■ WHAT IS REQUIRED ■
Reproduce the listing that follows, line for line.

***

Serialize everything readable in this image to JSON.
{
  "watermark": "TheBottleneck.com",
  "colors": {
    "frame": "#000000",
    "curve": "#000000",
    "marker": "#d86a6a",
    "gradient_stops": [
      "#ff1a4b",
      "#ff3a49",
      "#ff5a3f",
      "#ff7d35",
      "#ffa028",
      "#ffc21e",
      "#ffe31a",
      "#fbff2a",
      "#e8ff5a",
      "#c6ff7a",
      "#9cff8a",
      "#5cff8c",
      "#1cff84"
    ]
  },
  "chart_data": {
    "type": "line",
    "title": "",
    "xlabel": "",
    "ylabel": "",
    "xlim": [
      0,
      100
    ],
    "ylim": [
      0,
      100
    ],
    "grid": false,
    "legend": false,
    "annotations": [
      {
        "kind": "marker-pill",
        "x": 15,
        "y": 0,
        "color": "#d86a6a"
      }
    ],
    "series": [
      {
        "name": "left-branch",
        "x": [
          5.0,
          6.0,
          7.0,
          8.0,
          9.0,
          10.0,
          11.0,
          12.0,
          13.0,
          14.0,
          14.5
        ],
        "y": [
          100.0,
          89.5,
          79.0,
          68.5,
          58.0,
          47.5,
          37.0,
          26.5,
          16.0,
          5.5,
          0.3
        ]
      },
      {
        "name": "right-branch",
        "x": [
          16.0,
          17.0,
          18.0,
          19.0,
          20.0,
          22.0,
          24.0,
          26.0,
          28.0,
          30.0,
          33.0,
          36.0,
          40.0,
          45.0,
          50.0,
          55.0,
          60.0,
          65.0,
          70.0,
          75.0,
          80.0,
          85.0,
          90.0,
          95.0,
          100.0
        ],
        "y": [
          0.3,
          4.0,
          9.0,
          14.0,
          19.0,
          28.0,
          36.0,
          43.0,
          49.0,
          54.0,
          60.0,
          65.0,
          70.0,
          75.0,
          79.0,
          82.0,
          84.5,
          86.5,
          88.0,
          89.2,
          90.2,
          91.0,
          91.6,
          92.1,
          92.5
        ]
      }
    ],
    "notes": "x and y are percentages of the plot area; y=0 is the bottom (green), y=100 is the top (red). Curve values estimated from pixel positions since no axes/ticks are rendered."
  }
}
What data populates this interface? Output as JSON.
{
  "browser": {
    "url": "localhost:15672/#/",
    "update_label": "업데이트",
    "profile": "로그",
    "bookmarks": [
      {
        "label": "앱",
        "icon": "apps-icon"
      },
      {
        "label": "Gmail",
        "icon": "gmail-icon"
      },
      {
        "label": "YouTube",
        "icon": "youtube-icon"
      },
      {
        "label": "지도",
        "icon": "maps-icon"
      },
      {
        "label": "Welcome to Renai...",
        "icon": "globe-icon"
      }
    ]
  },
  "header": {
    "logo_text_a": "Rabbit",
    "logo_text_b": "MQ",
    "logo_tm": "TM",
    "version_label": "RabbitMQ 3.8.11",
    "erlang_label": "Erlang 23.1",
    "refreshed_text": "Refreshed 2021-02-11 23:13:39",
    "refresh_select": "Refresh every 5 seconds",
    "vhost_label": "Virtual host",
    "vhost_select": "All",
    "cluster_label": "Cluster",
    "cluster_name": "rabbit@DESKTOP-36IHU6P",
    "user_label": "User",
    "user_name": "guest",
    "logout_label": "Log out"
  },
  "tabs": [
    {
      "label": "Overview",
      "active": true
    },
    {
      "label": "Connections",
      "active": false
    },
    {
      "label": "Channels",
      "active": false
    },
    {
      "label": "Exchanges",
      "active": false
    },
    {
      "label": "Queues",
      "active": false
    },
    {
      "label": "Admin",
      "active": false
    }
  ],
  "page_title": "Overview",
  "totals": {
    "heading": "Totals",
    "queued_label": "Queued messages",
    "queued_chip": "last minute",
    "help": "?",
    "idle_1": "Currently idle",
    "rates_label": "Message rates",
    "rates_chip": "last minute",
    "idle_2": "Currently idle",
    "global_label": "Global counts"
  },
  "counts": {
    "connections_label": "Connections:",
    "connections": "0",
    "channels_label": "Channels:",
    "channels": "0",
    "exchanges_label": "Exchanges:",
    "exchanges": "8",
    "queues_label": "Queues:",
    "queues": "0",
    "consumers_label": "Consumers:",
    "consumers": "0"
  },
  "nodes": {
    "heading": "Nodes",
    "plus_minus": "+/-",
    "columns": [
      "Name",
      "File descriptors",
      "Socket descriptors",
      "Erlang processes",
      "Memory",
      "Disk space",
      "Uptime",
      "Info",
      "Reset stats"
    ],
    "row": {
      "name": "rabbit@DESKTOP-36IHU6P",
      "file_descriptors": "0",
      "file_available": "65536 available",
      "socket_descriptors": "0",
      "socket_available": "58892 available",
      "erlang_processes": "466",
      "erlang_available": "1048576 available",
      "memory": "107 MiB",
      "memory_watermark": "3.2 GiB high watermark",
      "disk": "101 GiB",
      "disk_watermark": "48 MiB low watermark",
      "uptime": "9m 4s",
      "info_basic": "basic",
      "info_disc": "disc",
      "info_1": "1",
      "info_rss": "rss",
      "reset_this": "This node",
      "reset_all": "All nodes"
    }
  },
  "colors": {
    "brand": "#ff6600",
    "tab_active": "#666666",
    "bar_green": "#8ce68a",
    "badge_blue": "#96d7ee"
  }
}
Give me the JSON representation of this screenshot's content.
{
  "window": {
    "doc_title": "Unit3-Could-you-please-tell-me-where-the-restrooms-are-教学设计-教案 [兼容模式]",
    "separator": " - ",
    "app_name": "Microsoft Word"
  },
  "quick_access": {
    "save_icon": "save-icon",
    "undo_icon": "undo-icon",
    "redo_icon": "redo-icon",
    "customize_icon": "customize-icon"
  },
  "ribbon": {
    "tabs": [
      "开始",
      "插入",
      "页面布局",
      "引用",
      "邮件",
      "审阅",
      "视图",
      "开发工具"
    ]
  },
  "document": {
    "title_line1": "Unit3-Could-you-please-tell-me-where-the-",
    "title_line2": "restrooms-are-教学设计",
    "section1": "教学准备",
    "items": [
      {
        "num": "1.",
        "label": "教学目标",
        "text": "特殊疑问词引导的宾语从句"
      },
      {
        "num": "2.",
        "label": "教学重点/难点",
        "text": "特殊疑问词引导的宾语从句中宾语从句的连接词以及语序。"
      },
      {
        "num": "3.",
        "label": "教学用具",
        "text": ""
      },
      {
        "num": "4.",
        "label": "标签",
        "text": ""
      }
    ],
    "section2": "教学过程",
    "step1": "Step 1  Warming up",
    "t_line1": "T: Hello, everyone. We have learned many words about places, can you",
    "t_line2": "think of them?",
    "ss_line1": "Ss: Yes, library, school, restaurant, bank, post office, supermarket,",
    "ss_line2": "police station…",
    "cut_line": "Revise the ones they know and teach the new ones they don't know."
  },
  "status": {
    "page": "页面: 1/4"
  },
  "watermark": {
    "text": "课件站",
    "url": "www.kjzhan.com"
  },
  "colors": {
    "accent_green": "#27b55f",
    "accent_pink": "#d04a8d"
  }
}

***

■ RESULT FOR THIS EXERCISE ■
Serialize everything readable in this image to JSON.
{
  "watermark": "TheBottleneck.com",
  "colors": {
    "frame": "#000000",
    "curve": "#000000",
    "marker": "#d86a6a",
    "gradient_stops": [
      "#ff1a4b",
      "#ff3a49",
      "#ff5a3f",
      "#ff7d35",
      "#ffa028",
      "#ffc21e",
      "#ffe31a",
      "#fbff2a",
      "#e8ff5a",
      "#c6ff7a",
      "#9cff8a",
      "#5cff8c",
      "#1cff84"
    ]
  },
  "chart_data": {
    "type": "line",
    "title": "",
    "xlabel": "",
    "ylabel": "",
    "xlim": [
      0,
      100
    ],
    "ylim": [
      0,
      100
    ],
    "grid": false,
    "legend": false,
    "annotations": [
      {
        "kind": "marker-pill",
        "x": 15,
        "y": 0,
        "color": "#d86a6a"
      }
    ],
    "series": [
      {
        "name": "left-branch",
        "x": [
          5.0,
          6.0,
          7.0,
          8.0,
          9.0,
          10.0,
          11.0,
          12.0,
          13.0,
          14.0,
          14.5
        ],
        "y": [
          100.0,
          89.5,
          79.0,
          68.5,
          58.0,
          47.5,
          37.0,
          26.5,
          16.0,
          5.5,
          0.3
        ]
      },
      {
        "name": "right-branch",
        "x": [
          16.0,
          17.0,
          18.0,
          19.0,
          20.0,
          22.0,
          24.0,
          26.0,
          28.0,
          30.0,
          33.0,
          36.0,
          40.0,
          45.0,
          50.0,
          55.0,
          60.0,
          65.0,
          70.0,
          75.0,
          80.0,
          85.0,
          90.0,
          95.0,
          100.0
        ],
        "y": [
          0.3,
          4.0,
          9.0,
          14.0,
          19.0,
          28.0,
          36.0,
          43.0,
          49.0,
          54.0,
          60.0,
          65.0,
          70.0,
          75.0,
          79.0,
          82.0,
          84.5,
          86.5,
          88.0,
          89.2,
          90.2,
          91.0,
          91.6,
          92.1,
          92.5
        ]
      }
    ],
    "notes": "x and y are percentages of the plot area; y=0 is the bottom (green), y=100 is the top (red). Curve values estimated from pixel positions since no axes/ticks are rendered."
  }
}
What data populates this interface? Output as JSON.
{
  "browser": {
    "url": "localhost:15672/#/",
    "update_label": "업데이트",
    "profile": "로그",
    "bookmarks": [
      {
        "label": "앱",
        "icon": "apps-icon"
      },
      {
        "label": "Gmail",
        "icon": "gmail-icon"
      },
      {
        "label": "YouTube",
        "icon": "youtube-icon"
      },
      {
        "label": "지도",
        "icon": "maps-icon"
      },
      {
        "label": "Welcome to Renai...",
        "icon": "globe-icon"
      }
    ]
  },
  "header": {
    "logo_text_a": "Rabbit",
    "logo_text_b": "MQ",
    "logo_tm": "TM",
    "version_label": "RabbitMQ 3.8.11",
    "erlang_label": "Erlang 23.1",
    "refreshed_text": "Refreshed 2021-02-11 23:13:39",
    "refresh_select": "Refresh every 5 seconds",
    "vhost_label": "Virtual host",
    "vhost_select": "All",
    "cluster_label": "Cluster",
    "cluster_name": "rabbit@DESKTOP-36IHU6P",
    "user_label": "User",
    "user_name": "guest",
    "logout_label": "Log out"
  },
  "tabs": [
    {
      "label": "Overview",
      "active": true
    },
    {
      "label": "Connections",
      "active": false
    },
    {
      "label": "Channels",
      "active": false
    },
    {
      "label": "Exchanges",
      "active": false
    },
    {
      "label": "Queues",
      "active": false
    },
    {
      "label": "Admin",
      "active": false
    }
  ],
  "page_title": "Overview",
  "totals": {
    "heading": "Totals",
    "queued_label": "Queued messages",
    "queued_chip": "last minute",
    "help": "?",
    "idle_1": "Currently idle",
    "rates_label": "Message rates",
    "rates_chip": "last minute",
    "idle_2": "Currently idle",
    "global_label": "Global counts"
  },
  "counts": {
    "connections_label": "Connections:",
    "connections": "0",
    "channels_label": "Channels:",
    "channels": "0",
    "exchanges_label": "Exchanges:",
    "exchanges": "8",
    "queues_label": "Queues:",
    "queues": "0",
    "consumers_label": "Consumers:",
    "consumers": "0"
  },
  "nodes": {
    "heading": "Nodes",
    "plus_minus": "+/-",
    "columns": [
      "Name",
      "File descriptors",
      "Socket descriptors",
      "Erlang processes",
      "Memory",
      "Disk space",
      "Uptime",
      "Info",
      "Reset stats"
    ],
    "row": {
      "name": "rabbit@DESKTOP-36IHU6P",
      "file_descriptors": "0",
      "file_available": "65536 available",
      "socket_descriptors": "0",
      "socket_available": "58892 available",
      "erlang_processes": "466",
      "erlang_available": "1048576 available",
      "memory": "107 MiB",
      "memory_watermark": "3.2 GiB high watermark",
      "disk": "101 GiB",
      "disk_watermark": "48 MiB low watermark",
      "uptime": "9m 4s",
      "info_basic": "basic",
      "info_disc": "disc",
      "info_1": "1",
      "info_rss": "rss",
      "reset_this": "This node",
      "reset_all": "All nodes"
    }
  },
  "colors": {
    "brand": "#ff6600",
    "tab_active": "#666666",
    "bar_green": "#8ce68a",
    "badge_blue": "#96d7ee"
  }
}
Give me the JSON representation of this screenshot's content.
{
  "window": {
    "doc_title": "Unit3-Could-you-please-tell-me-where-the-restrooms-are-教学设计-教案 [兼容模式]",
    "separator": " - ",
    "app_name": "Microsoft Word"
  },
  "quick_access": {
    "save_icon": "save-icon",
    "undo_icon": "undo-icon",
    "redo_icon": "redo-icon",
    "customize_icon": "customize-icon"
  },
  "ribbon": {
    "tabs": [
      "开始",
      "插入",
      "页面布局",
      "引用",
      "邮件",
      "审阅",
      "视图",
      "开发工具"
    ]
  },
  "document": {
    "title_line1": "Unit3-Could-you-please-tell-me-where-the-",
    "title_line2": "restrooms-are-教学设计",
    "section1": "教学准备",
    "items": [
      {
        "num": "1.",
        "label": "教学目标",
        "text": "特殊疑问词引导的宾语从句"
      },
      {
        "num": "2.",
        "label": "教学重点/难点",
        "text": "特殊疑问词引导的宾语从句中宾语从句的连接词以及语序。"
      },
      {
        "num": "3.",
        "label": "教学用具",
        "text": ""
      },
      {
        "num": "4.",
        "label": "标签",
        "text": ""
      }
    ],
    "section2": "教学过程",
    "step1": "Step 1  Warming up",
    "t_line1": "T: Hello, everyone. We have learned many words about places, can you",
    "t_line2": "think of them?",
    "ss_line1": "Ss: Yes, library, school, restaurant, bank, post office, supermarket,",
    "ss_line2": "police station…",
    "cut_line": "Revise the ones they know and teach the new ones they don't know."
  },
  "status": {
    "page": "页面: 1/4"
  },
  "watermark": {
    "text": "课件站",
    "url": "www.kjzhan.com"
  },
  "colors": {
    "accent_green": "#27b55f",
    "accent_pink": "#d04a8d"
  }
}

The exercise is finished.